But reporters who were taken around to see the sites of civilian deaths during the bombing of Baghdad also observed that some of those errant bombs were fired by Iraqi anti-aircraft crews. Mr. Moore doesn’t let the audience know when and where this bomb was dropped, or otherwise try to identify the culprit of the tragedy.
Simon seems to think that the only bombing done took place prior to George Bush’s announcement of “Mission Accomplished” over a year ago. Coalition planes are still dropping bombs on Iraq. There are no longer working anti-aircraft guns (as opposed to shoulder-fired missiles). No, Moore doesn’t identify the specific event, but considering that hundreds of civilians were killed in pacification attempts (including bombings) after the deaths of four American contractors in April in Fallujah alone, it hardly matters. Simon should know this, he interviewed Patrick Graham, a freelance journalist who visited Fallujah in the spring and wrote an article for Harper’s.
Mr. Moore tries hard to identify himself with U.S. troops and their concerns. But he spends an awful lot of effort depicting them as dupes and brutes. At one point in “Fahrenheit 9/11,” someone off-camera prods a U.S. soldier into singing a favorite hip-hop song with profane lyrics. Mr. Moore then runs the soldier’s voice over combat footage, to make it seem as if the soldier were insensitively singing along with the destruction.
Music is one of the oldest forms of communication, according to PBS’s Song of the Earth with David Attenborough, and it has a strong emotional component. Song has been used in one form or another during battle for probably thousands of years, to promote group solidarity or strike fear in the enemy. One of the most stirring scenes in Apocalypse Now is where helicopters attack a village while “Ride of the Valkyries” blasts over speakers mounted by the crews. It’s one of the most famous scenes. In June, papers (including The New York Daily News) reported that hundreds of U.S. troops in Ramadi psyched themselves up by listening to “Ride” before they went on raids to round up suspected Iraqi guerillas. Is so foreign to Simon’s ken that soldiers might choose to listen to something and perhaps sing along while they’re in combat, whether it’s to keep their fear at bay, to take their mind off what they’re actually doing, because they’re keyed up and it helps them keep their head, or just because they listen to music in a tank the same way someone driving along the highway might? Why wouldn’t a soldier sing “insensitively” during combat? Can you sensitively shoot people?
It’s difficult to know what Simon’s point is. He claims Moore is “more McCarthy than Murrow,” but McCarthy was never able to back up any of his claims with actual facts.
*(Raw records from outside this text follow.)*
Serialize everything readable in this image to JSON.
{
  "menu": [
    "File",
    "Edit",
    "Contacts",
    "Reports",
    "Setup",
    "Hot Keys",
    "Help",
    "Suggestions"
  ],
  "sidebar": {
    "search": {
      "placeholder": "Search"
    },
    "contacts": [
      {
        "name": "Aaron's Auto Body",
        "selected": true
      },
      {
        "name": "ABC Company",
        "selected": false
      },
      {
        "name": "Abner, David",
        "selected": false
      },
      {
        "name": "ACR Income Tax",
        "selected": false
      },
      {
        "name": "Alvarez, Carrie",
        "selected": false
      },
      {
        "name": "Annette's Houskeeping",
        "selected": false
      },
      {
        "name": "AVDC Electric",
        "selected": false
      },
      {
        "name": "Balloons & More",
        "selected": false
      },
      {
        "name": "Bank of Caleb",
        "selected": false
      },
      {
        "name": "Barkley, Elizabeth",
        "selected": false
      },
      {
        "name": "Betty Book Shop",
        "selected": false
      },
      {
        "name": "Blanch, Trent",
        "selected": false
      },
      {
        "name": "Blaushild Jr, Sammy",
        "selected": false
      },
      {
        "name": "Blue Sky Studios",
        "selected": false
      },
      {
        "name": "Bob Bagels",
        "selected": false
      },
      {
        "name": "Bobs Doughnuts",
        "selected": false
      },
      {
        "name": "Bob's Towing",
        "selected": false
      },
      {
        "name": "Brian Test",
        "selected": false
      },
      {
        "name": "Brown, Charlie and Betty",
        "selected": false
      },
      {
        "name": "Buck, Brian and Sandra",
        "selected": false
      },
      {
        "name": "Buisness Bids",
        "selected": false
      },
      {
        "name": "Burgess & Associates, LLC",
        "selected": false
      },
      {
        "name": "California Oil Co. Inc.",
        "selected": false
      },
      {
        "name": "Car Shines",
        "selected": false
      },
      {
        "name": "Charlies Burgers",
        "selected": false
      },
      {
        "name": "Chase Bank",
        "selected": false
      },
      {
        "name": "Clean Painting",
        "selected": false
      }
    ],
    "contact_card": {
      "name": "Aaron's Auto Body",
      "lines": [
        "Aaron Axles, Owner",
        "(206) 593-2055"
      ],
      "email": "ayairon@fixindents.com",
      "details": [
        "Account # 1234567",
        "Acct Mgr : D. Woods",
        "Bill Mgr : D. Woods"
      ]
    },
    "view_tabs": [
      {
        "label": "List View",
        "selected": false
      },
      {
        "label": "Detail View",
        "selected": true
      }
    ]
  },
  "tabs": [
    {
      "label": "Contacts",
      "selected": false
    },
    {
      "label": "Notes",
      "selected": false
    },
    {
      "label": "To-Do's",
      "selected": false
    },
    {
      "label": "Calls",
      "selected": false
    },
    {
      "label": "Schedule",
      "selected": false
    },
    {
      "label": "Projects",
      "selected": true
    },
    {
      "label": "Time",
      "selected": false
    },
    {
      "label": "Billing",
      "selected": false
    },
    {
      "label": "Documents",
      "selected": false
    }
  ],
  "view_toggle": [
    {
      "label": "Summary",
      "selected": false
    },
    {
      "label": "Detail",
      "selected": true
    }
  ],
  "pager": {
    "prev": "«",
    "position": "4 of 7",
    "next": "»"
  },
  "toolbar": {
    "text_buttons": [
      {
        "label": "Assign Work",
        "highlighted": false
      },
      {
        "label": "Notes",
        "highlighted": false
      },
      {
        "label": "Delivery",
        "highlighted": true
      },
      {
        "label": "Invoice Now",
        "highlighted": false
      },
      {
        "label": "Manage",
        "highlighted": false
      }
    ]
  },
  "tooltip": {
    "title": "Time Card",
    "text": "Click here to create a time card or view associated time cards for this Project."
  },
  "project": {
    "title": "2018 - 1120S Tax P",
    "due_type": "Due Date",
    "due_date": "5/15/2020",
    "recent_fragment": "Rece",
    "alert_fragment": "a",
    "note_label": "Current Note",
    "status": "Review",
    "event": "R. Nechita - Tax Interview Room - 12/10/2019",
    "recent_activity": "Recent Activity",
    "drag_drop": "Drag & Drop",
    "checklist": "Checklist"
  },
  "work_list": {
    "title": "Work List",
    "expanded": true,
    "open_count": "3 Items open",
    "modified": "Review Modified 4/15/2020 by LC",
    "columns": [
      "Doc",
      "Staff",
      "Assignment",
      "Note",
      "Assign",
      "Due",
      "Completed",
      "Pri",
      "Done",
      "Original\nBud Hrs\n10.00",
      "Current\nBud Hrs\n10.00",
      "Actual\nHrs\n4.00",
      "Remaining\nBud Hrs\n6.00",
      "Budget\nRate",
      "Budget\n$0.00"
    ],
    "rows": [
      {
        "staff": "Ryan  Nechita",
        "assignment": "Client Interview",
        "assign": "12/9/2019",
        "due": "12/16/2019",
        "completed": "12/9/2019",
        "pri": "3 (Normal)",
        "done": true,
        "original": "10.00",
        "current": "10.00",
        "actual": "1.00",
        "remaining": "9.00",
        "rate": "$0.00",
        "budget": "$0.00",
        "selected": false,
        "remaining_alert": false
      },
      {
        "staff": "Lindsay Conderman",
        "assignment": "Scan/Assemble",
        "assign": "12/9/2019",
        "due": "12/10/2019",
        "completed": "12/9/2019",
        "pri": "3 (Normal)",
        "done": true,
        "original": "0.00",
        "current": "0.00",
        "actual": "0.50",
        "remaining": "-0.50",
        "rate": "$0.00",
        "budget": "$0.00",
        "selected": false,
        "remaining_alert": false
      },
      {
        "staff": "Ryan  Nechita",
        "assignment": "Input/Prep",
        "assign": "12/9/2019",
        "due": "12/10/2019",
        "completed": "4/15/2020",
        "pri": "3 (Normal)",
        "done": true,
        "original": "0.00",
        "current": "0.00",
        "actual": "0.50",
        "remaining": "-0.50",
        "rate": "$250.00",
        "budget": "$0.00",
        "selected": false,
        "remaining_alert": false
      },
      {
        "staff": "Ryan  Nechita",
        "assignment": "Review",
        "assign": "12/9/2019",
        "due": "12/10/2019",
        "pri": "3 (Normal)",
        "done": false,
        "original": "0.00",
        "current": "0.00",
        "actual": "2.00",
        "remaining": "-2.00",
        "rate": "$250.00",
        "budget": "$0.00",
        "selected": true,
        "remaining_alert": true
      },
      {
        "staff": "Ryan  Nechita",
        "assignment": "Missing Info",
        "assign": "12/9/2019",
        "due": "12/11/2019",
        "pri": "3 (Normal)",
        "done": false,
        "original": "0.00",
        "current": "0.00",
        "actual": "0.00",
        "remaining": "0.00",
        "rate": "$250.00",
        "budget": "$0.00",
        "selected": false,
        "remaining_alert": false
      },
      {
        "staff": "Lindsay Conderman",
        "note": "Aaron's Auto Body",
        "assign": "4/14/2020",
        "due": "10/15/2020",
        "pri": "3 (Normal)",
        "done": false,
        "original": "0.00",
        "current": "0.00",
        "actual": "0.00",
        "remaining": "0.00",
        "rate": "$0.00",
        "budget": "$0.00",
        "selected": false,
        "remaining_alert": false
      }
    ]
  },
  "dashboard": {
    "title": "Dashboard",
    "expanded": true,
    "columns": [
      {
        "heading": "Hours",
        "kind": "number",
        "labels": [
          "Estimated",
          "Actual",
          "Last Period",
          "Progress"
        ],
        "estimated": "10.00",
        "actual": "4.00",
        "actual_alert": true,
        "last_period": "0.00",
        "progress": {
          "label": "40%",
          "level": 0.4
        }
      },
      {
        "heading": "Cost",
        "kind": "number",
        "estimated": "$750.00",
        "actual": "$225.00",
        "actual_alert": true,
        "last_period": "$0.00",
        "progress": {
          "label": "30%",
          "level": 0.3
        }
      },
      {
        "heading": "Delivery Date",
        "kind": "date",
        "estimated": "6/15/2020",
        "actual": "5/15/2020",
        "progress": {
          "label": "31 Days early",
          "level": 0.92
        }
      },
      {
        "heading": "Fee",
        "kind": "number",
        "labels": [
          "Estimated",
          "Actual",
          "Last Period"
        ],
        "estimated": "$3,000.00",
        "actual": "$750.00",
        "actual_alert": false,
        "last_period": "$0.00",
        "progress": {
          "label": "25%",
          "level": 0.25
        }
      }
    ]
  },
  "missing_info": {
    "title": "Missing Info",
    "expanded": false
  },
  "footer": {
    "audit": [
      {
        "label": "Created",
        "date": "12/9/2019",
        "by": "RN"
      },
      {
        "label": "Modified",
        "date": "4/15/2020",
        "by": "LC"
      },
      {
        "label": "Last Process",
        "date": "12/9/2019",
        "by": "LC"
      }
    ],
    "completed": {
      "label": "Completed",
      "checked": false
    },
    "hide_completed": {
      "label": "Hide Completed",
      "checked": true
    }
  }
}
Moore’s movie may be flawed in many ways, but it’s more factually-based than Simon gives it credit for, and in many ways it’s more factual than Simon’s own analysis.